All of this concerns Ruth Rosen, who told NPR she had hoped that on the Internet, content aimed at women would mix better than it has in print journalism. Newspapers have historically relegated articles about women-related subjects, like breast cancer research or pay inequality, to the “women’s page,” where they were read alongside fashion spreads and society gossip. For example, The Connecticut Post, the newspaper I grew up reading, put women-related articles in its “living” section. Rosen hoped “new media” on the Internet would “mainstream” those stories about women; but instead, Rosen is now concerned that ladyblogs amount to “women’s ghettos,” which amount to “gender apartheid online.”
Wait, isn’t it a good thing that enough readers/finance can support/finance ladyblogs? No, these articles “belong in the regular news section,” Rosen wrote on TPM. She also takes umbrage with the very concept of “women’s issues.” After all, women are 50 percent of the population and a lot of “our” issues — reproductive rights, for instance — affect men as well as women. “I’m a historian,” Rosen told NPR, “and my feeling about social change is that social change occurs — particularly around the women’s movement — has the best chance of succeeding when men and women read about women’s lives. … Social change occurs when men know about women’s lives, and not when only women talk about them.” ” However, if only women flip to the “women’s page” of a newspaper or visit the ladyblog, men will not be as well-informed about these important subjects.
Some women-related news is “mainstreamed,” which greatly pleases Rosen. For example, New York Times op-ed columnist Nicholas Kristof often writes about the problems faced by women and girls in the developing world: lack of access to family planning resources, female genital mutilation, cultural taboos against educating girls, etc. “He brings up issues about children’s lives as prostitutes or fistulas among women in Africa,” Rosen explained. “He really points out that these are really serious problems. They’re not to be quarantined as women’s issues. They’re social and cultural problems.”
Defenders of ladyblogs would say its good that interested readers know exactly where to go read about certain subjects. Besides, any man a man can come to TheFrisky.com or any other ladyblog and read. Its understandable from an advertising standpoint why ladyblogs exist, too: a ladyblog has a more defined, specific audience.
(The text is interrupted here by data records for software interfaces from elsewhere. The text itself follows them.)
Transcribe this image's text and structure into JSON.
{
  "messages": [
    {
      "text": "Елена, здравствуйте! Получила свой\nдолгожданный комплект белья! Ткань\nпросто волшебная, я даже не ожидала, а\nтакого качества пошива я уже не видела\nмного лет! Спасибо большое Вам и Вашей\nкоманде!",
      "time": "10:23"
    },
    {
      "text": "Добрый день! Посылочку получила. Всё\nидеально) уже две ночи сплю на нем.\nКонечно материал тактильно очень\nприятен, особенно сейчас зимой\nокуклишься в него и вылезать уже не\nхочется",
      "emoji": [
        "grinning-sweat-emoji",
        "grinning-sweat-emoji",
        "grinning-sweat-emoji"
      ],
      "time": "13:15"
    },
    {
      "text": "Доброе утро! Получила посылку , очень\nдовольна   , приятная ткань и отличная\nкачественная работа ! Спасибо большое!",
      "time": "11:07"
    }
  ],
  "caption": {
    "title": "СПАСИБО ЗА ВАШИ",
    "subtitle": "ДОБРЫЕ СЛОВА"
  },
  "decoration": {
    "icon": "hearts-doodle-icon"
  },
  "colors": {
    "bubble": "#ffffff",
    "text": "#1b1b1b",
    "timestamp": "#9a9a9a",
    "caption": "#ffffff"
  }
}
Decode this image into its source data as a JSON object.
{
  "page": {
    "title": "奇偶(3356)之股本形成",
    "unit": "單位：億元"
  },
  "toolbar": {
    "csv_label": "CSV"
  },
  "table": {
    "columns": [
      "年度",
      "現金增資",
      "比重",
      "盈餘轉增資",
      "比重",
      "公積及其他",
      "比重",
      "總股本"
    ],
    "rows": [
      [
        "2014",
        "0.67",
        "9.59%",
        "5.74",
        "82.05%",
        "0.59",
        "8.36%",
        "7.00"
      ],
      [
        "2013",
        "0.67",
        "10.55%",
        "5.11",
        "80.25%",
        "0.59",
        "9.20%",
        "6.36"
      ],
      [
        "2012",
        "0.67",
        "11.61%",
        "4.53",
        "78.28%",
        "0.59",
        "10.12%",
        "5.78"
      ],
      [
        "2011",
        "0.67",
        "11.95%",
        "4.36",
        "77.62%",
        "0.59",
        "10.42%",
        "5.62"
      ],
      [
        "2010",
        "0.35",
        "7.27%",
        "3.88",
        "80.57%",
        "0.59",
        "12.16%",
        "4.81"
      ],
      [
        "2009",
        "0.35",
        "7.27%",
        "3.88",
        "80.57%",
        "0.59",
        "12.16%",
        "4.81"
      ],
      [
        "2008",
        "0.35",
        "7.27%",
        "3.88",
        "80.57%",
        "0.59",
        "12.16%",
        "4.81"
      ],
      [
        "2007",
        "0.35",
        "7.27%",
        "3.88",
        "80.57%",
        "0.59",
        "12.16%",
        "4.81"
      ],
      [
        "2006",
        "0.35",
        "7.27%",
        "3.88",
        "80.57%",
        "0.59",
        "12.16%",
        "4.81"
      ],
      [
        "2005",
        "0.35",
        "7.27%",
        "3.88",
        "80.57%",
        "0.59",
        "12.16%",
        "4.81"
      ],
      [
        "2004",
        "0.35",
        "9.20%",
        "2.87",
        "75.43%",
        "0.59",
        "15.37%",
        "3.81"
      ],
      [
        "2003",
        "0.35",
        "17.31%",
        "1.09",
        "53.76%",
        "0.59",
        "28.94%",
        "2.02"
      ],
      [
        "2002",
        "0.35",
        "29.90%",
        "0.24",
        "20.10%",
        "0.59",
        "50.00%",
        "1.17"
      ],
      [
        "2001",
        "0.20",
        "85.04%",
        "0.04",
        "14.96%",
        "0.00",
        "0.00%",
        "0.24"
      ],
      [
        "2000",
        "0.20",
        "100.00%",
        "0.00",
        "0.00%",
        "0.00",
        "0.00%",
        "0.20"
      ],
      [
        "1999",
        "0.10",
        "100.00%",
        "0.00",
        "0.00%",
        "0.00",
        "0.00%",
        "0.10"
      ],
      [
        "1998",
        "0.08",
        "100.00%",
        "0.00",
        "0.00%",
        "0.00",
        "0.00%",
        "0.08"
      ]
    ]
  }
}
Rosen acknowledges that many of the women’s sections of blogs or stand-alone blogs (such as Feministing.com) were actually created by feminists themselves.
Now, I know I have an opinion on everything, but I am too close to this subject to have an objective opinion on it. As a journalism